A group of bodies including engineering representatives have written to David Cameron demanding he set out his strategy for supporting carbon capture and storage (CCS).
The 12 organisations – including the Association of Consulting and Engineering – urged the prime minister to clarify his approach to the emission-handling technology.
The letter follows cancellation late last year of a £1bn competition designed to get CCS working on a commercial scale.
“Without an immediate, coherent and substantive response from the government to its recent policy reversals, confidence among project developers and investors across the full range of low-carbon technologies risks being irreversibly damaged,” warned the letter.
“This would put at risk the fulfilment of legally-binding climate change targets, jeopardise the prospects for job creation and retention across carbon-intensive sectors, and undermine the case for new investment in electricity generation capacity.
“As a matter of urgency, we seek clarification from you on the government’s approach to CCS going forward.

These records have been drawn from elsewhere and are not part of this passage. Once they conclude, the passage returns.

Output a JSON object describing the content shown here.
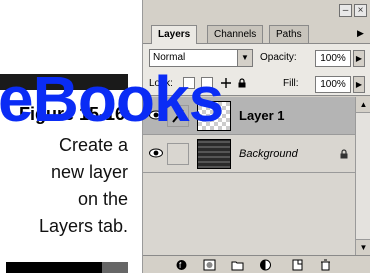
{
  "watermark": {
    "text": "eBooks"
  },
  "figure": {
    "label": "Figure 15-16:",
    "caption_lines": [
      "Create a",
      "new layer",
      "on the",
      "Layers tab."
    ]
  },
  "palette": {
    "tabs": [
      {
        "label": "Layers",
        "active": true
      },
      {
        "label": "Channels",
        "active": false
      },
      {
        "label": "Paths",
        "active": false
      }
    ],
    "blend_mode": "Normal",
    "opacity_label": "Opacity:",
    "opacity_value": "100%",
    "lock_label": "Lock:",
    "fill_label": "Fill:",
    "fill_value": "100%",
    "layers": [
      {
        "name": "Layer 1",
        "visible": true,
        "selected": true,
        "linked_brush": true
      },
      {
        "name": "Background",
        "visible": true,
        "selected": false,
        "locked": true
      }
    ],
    "bottom_icons": [
      "layer-style-icon",
      "add-mask-icon",
      "new-set-icon",
      "adjustment-layer-icon",
      "new-layer-icon",
      "trash-icon"
    ]
  },
  "colors": {
    "watermark_blue": "#0a2cf5",
    "palette_bg": "#d4d0c8",
    "selected_row": "#b4b4b4"
  }
}
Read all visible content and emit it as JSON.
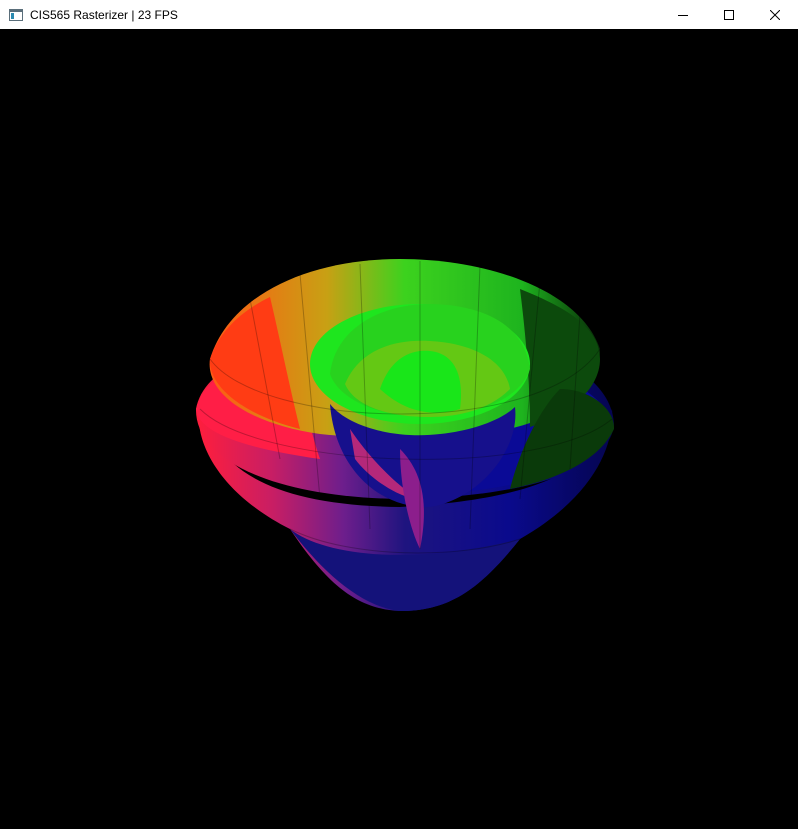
{
  "window": {
    "title": "CIS565 Rasterizer | 23 FPS",
    "icon": "app-window-icon",
    "controls": {
      "minimize": "minimize-icon",
      "maximize": "maximize-icon",
      "close": "close-icon"
    }
  },
  "viewport": {
    "background": "#000000",
    "object_colors": {
      "red": "#ff1e3c",
      "orange": "#ff5a14",
      "yellow_green": "#a0c814",
      "green": "#1ee61e",
      "dark_green": "#0a460a",
      "blue": "#0a0a8c",
      "purple": "#6e1e8c",
      "magenta": "#b41e78"
    }
  }
}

This must be accompanied by a clear strategy to secure CCS deployment in line with the UK’s decarbonisation objectives and timelines.”

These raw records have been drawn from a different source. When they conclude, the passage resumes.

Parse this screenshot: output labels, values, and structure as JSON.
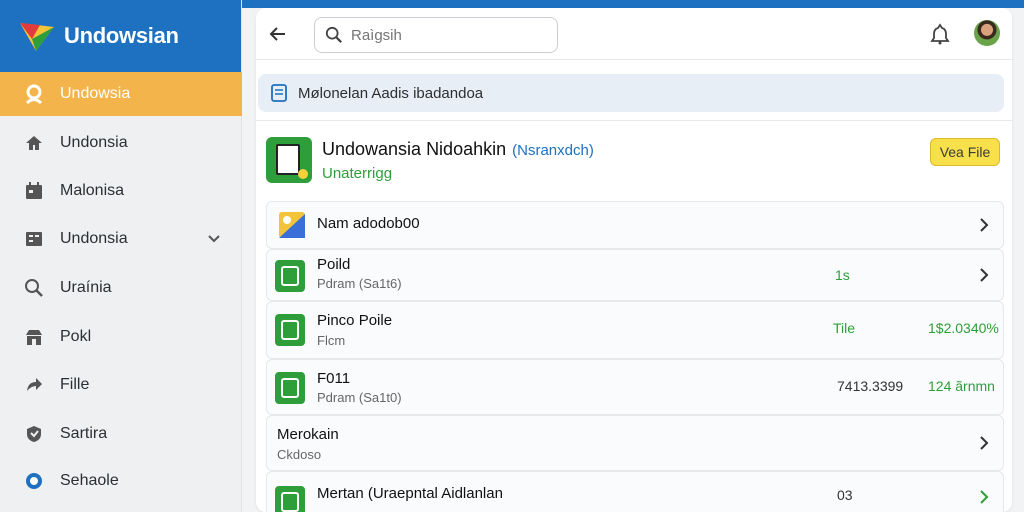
{
  "brand": {
    "name": "Undowsian",
    "logo_icon": "brand-logo-icon"
  },
  "sidebar": {
    "items": [
      {
        "label": "Undowsia",
        "icon": "user-icon",
        "active": true
      },
      {
        "label": "Undonsia",
        "icon": "home-icon",
        "active": false
      },
      {
        "label": "Malonisa",
        "icon": "calendar-icon",
        "active": false
      },
      {
        "label": "Undonsia",
        "icon": "grid-icon",
        "active": false,
        "expandable": true
      },
      {
        "label": "Uraínia",
        "icon": "search-icon",
        "active": false
      },
      {
        "label": "Pokl",
        "icon": "store-icon",
        "active": false
      },
      {
        "label": "Fille",
        "icon": "share-icon",
        "active": false
      },
      {
        "label": "Sartira",
        "icon": "shield-icon",
        "active": false
      },
      {
        "label": "Sehaole",
        "icon": "circle-icon",
        "active": false
      }
    ]
  },
  "header": {
    "search_placeholder": "Raìgsih"
  },
  "breadcrumb": {
    "text": "Mølonelan  Aadis ibadandoa"
  },
  "app_card": {
    "title": "Undowansia  Nidoahkin",
    "subtitle": "(Nsranxdch)",
    "status": "Unaterrigg",
    "button_label": "Vea File"
  },
  "rows": [
    {
      "name": "Nam adodob00",
      "sub": "",
      "mid": "",
      "right": "",
      "icon": "gallery-icon",
      "chevron": true
    },
    {
      "name": "Poild",
      "sub": "Pdram (Sa1t6)",
      "mid": "1s",
      "right": "",
      "icon": "file-icon",
      "chevron": true
    },
    {
      "name": "Pinco Poile",
      "sub": "Flcm",
      "mid": "Tile",
      "right": "1$2.0340%",
      "icon": "file-icon",
      "chevron": false
    },
    {
      "name": "F011",
      "sub": "Pdram (Sa1t0)",
      "mid": "7413.3399",
      "right": "124 ãrnmn",
      "icon": "file-icon",
      "chevron": false
    },
    {
      "name": "Merokain",
      "sub": "Ckdoso",
      "mid": "",
      "right": "",
      "icon": "",
      "chevron": true
    },
    {
      "name": "Mertan (Uraepntal Aidlanlan",
      "sub": "",
      "mid": "03",
      "right": "",
      "icon": "file-icon",
      "chevron": true
    }
  ],
  "colors": {
    "accent": "#1e70c1",
    "active": "#f3b54b",
    "green": "#2e9e3a",
    "button": "#f8e04a"
  }
}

A spokesperson for the Department of Energy and Climate Change said: “The Spending Review was a tight financial settlement and difficult decisions had to be made.”

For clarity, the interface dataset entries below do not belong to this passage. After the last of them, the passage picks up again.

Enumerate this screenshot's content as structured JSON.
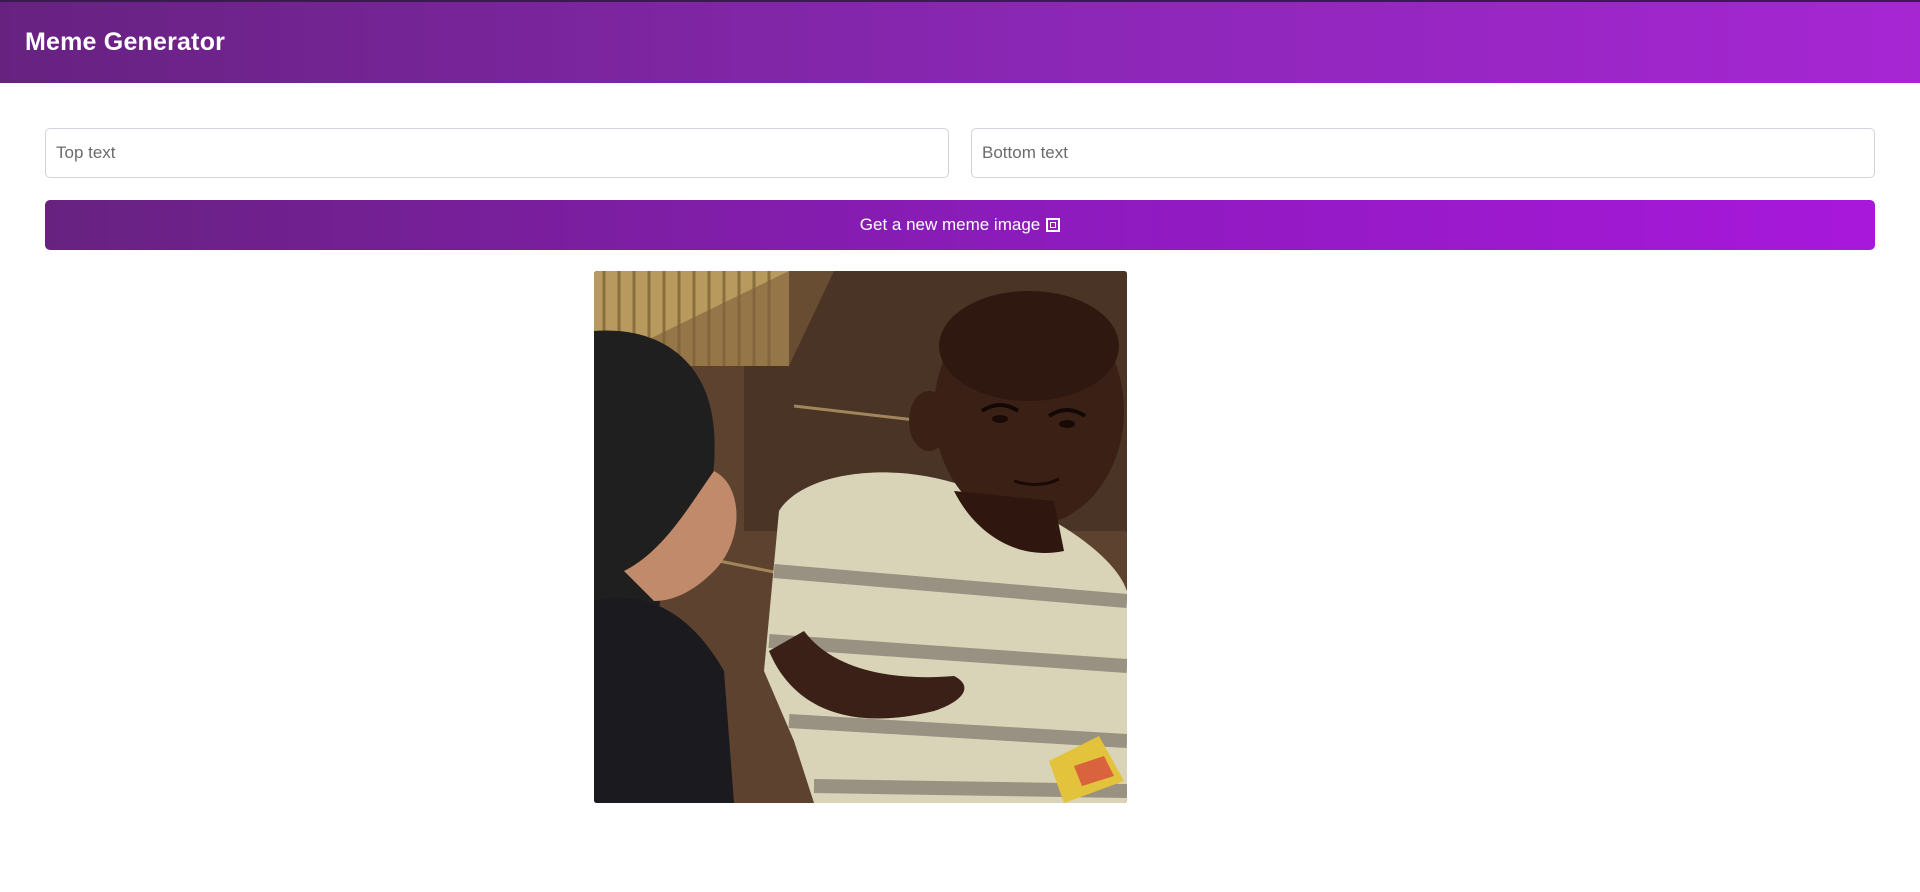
{
  "header": {
    "title": "Meme Generator"
  },
  "form": {
    "top_text": {
      "value": "",
      "placeholder": "Top text"
    },
    "bottom_text": {
      "value": "",
      "placeholder": "Bottom text"
    },
    "button_label": "Get a new meme image",
    "button_icon": "framed-picture-icon"
  },
  "meme": {
    "image_icon": "meme-photo"
  },
  "colors": {
    "header_gradient_start": "#672280",
    "header_gradient_end": "#a626d3",
    "button_gradient_start": "#672280",
    "button_gradient_end": "#a818db"
  }
}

They added: ”It remains the case that CCS has a potential role in the long-term decarbonisation of the UK. We want to make our energy supply as clean as possible, but we will do so in a way that keeps bills as low as possible”.
A separate open letter to ministers, signed by 19 business leaders, this week called for “clear leadership and stable policy” to boost renewable energy generation.
Meanwhile researchers recently claimed that existing infrastructure could be used to implement a CCS system capable of slashing Scotland’s carbon emissions by a fifth.